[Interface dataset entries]
Content starts

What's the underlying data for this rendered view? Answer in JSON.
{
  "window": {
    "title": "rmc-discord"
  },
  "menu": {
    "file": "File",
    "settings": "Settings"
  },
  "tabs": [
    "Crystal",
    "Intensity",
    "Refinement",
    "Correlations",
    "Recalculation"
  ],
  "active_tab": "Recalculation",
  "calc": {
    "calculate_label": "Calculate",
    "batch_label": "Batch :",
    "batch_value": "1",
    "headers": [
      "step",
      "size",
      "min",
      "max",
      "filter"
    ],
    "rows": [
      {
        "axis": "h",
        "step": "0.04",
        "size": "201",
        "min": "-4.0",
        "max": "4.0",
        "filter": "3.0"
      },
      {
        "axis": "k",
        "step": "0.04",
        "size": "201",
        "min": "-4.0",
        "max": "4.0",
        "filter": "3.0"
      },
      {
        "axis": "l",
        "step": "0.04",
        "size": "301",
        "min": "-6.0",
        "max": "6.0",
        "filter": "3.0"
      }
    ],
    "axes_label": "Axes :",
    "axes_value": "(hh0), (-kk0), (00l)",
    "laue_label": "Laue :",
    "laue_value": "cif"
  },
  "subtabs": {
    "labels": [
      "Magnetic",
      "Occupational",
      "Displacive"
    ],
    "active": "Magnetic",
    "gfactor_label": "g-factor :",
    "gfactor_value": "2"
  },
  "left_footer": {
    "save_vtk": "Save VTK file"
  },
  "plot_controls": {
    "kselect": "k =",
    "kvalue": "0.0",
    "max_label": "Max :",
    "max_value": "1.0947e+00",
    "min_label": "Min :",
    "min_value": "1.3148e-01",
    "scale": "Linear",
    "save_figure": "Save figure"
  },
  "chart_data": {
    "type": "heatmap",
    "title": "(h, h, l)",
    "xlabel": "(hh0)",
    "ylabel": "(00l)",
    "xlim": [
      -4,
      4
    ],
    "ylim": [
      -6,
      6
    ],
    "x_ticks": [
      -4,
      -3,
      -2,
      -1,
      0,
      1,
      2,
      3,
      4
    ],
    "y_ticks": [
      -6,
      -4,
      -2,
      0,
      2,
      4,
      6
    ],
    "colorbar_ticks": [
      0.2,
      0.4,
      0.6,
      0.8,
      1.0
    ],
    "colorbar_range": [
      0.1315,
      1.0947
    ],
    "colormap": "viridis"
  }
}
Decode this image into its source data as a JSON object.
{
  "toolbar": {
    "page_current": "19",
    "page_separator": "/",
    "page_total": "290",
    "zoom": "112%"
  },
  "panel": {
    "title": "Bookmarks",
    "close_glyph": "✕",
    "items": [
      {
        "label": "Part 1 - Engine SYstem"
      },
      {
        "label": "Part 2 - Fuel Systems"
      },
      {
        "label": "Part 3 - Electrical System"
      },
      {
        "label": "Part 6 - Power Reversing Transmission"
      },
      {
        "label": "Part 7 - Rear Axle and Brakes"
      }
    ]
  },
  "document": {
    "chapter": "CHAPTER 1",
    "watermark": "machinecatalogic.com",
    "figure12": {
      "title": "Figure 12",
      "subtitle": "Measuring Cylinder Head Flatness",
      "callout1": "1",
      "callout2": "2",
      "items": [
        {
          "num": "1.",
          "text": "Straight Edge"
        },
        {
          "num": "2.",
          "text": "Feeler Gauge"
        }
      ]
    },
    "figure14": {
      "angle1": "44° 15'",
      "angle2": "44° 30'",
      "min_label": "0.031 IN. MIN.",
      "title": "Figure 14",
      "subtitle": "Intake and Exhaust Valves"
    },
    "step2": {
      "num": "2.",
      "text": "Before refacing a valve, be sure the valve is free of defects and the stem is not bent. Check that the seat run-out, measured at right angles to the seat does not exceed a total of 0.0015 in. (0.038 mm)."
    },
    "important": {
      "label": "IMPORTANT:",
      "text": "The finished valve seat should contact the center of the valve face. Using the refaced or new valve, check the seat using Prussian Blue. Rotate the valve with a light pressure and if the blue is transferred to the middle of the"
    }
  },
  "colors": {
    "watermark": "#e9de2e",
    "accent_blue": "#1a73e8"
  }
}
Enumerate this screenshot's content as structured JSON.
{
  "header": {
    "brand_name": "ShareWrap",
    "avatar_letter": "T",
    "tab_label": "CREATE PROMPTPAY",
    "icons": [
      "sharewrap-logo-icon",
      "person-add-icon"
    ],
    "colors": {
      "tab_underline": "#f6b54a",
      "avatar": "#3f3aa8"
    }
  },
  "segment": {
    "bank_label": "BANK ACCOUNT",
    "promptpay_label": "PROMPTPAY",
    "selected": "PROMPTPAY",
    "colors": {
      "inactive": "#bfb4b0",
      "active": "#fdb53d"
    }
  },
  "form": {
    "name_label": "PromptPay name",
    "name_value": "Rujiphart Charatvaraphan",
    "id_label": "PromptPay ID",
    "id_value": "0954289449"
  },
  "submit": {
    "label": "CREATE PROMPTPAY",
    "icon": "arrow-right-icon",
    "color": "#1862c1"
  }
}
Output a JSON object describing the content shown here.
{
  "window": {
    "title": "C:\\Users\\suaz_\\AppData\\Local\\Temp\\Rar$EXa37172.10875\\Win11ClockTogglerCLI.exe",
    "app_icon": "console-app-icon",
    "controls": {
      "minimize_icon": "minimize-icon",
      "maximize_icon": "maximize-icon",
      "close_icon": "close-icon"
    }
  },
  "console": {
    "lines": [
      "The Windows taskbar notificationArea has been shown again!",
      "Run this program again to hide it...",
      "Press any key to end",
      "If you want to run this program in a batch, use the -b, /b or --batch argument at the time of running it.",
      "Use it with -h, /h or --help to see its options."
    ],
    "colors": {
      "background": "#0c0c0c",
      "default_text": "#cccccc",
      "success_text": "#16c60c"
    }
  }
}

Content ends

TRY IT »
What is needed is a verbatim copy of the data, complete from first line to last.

ANSWER SECTION »
What's the underlying data for this rendered view? Answer in JSON.
{
  "window": {
    "title": "rmc-discord"
  },
  "menu": {
    "file": "File",
    "settings": "Settings"
  },
  "tabs": [
    "Crystal",
    "Intensity",
    "Refinement",
    "Correlations",
    "Recalculation"
  ],
  "active_tab": "Recalculation",
  "calc": {
    "calculate_label": "Calculate",
    "batch_label": "Batch :",
    "batch_value": "1",
    "headers": [
      "step",
      "size",
      "min",
      "max",
      "filter"
    ],
    "rows": [
      {
        "axis": "h",
        "step": "0.04",
        "size": "201",
        "min": "-4.0",
        "max": "4.0",
        "filter": "3.0"
      },
      {
        "axis": "k",
        "step": "0.04",
        "size": "201",
        "min": "-4.0",
        "max": "4.0",
        "filter": "3.0"
      },
      {
        "axis": "l",
        "step": "0.04",
        "size": "301",
        "min": "-6.0",
        "max": "6.0",
        "filter": "3.0"
      }
    ],
    "axes_label": "Axes :",
    "axes_value": "(hh0), (-kk0), (00l)",
    "laue_label": "Laue :",
    "laue_value": "cif"
  },
  "subtabs": {
    "labels": [
      "Magnetic",
      "Occupational",
      "Displacive"
    ],
    "active": "Magnetic",
    "gfactor_label": "g-factor :",
    "gfactor_value": "2"
  },
  "left_footer": {
    "save_vtk": "Save VTK file"
  },
  "plot_controls": {
    "kselect": "k =",
    "kvalue": "0.0",
    "max_label": "Max :",
    "max_value": "1.0947e+00",
    "min_label": "Min :",
    "min_value": "1.3148e-01",
    "scale": "Linear",
    "save_figure": "Save figure"
  },
  "chart_data": {
    "type": "heatmap",
    "title": "(h, h, l)",
    "xlabel": "(hh0)",
    "ylabel": "(00l)",
    "xlim": [
      -4,
      4
    ],
    "ylim": [
      -6,
      6
    ],
    "x_ticks": [
      -4,
      -3,
      -2,
      -1,
      0,
      1,
      2,
      3,
      4
    ],
    "y_ticks": [
      -6,
      -4,
      -2,
      0,
      2,
      4,
      6
    ],
    "colorbar_ticks": [
      0.2,
      0.4,
      0.6,
      0.8,
      1.0
    ],
    "colorbar_range": [
      0.1315,
      1.0947
    ],
    "colormap": "viridis"
  }
}
Decode this image into its source data as a JSON object.
{
  "toolbar": {
    "page_current": "19",
    "page_separator": "/",
    "page_total": "290",
    "zoom": "112%"
  },
  "panel": {
    "title": "Bookmarks",
    "close_glyph": "✕",
    "items": [
      {
        "label": "Part 1 - Engine SYstem"
      },
      {
        "label": "Part 2 - Fuel Systems"
      },
      {
        "label": "Part 3 - Electrical System"
      },
      {
        "label": "Part 6 - Power Reversing Transmission"
      },
      {
        "label": "Part 7 - Rear Axle and Brakes"
      }
    ]
  },
  "document": {
    "chapter": "CHAPTER 1",
    "watermark": "machinecatalogic.com",
    "figure12": {
      "title": "Figure 12",
      "subtitle": "Measuring Cylinder Head Flatness",
      "callout1": "1",
      "callout2": "2",
      "items": [
        {
          "num": "1.",
          "text": "Straight Edge"
        },
        {
          "num": "2.",
          "text": "Feeler Gauge"
        }
      ]
    },
    "figure14": {
      "angle1": "44° 15'",
      "angle2": "44° 30'",
      "min_label": "0.031 IN. MIN.",
      "title": "Figure 14",
      "subtitle": "Intake and Exhaust Valves"
    },
    "step2": {
      "num": "2.",
      "text": "Before refacing a valve, be sure the valve is free of defects and the stem is not bent. Check that the seat run-out, measured at right angles to the seat does not exceed a total of 0.0015 in. (0.038 mm)."
    },
    "important": {
      "label": "IMPORTANT:",
      "text": "The finished valve seat should contact the center of the valve face. Using the refaced or new valve, check the seat using Prussian Blue. Rotate the valve with a light pressure and if the blue is transferred to the middle of the"
    }
  },
  "colors": {
    "watermark": "#e9de2e",
    "accent_blue": "#1a73e8"
  }
}
Enumerate this screenshot's content as structured JSON.
{
  "header": {
    "brand_name": "ShareWrap",
    "avatar_letter": "T",
    "tab_label": "CREATE PROMPTPAY",
    "icons": [
      "sharewrap-logo-icon",
      "person-add-icon"
    ],
    "colors": {
      "tab_underline": "#f6b54a",
      "avatar": "#3f3aa8"
    }
  },
  "segment": {
    "bank_label": "BANK ACCOUNT",
    "promptpay_label": "PROMPTPAY",
    "selected": "PROMPTPAY",
    "colors": {
      "inactive": "#bfb4b0",
      "active": "#fdb53d"
    }
  },
  "form": {
    "name_label": "PromptPay name",
    "name_value": "Rujiphart Charatvaraphan",
    "id_label": "PromptPay ID",
    "id_value": "0954289449"
  },
  "submit": {
    "label": "CREATE PROMPTPAY",
    "icon": "arrow-right-icon",
    "color": "#1862c1"
  }
}
Output a JSON object describing the content shown here.
{
  "window": {
    "title": "C:\\Users\\suaz_\\AppData\\Local\\Temp\\Rar$EXa37172.10875\\Win11ClockTogglerCLI.exe",
    "app_icon": "console-app-icon",
    "controls": {
      "minimize_icon": "minimize-icon",
      "maximize_icon": "maximize-icon",
      "close_icon": "close-icon"
    }
  },
  "console": {
    "lines": [
      "The Windows taskbar notificationArea has been shown again!",
      "Run this program again to hide it...",
      "Press any key to end",
      "If you want to run this program in a batch, use the -b, /b or --batch argument at the time of running it.",
      "Use it with -h, /h or --help to see its options."
    ],
    "colors": {
      "background": "#0c0c0c",
      "default_text": "#cccccc",
      "success_text": "#16c60c"
    }
  }
}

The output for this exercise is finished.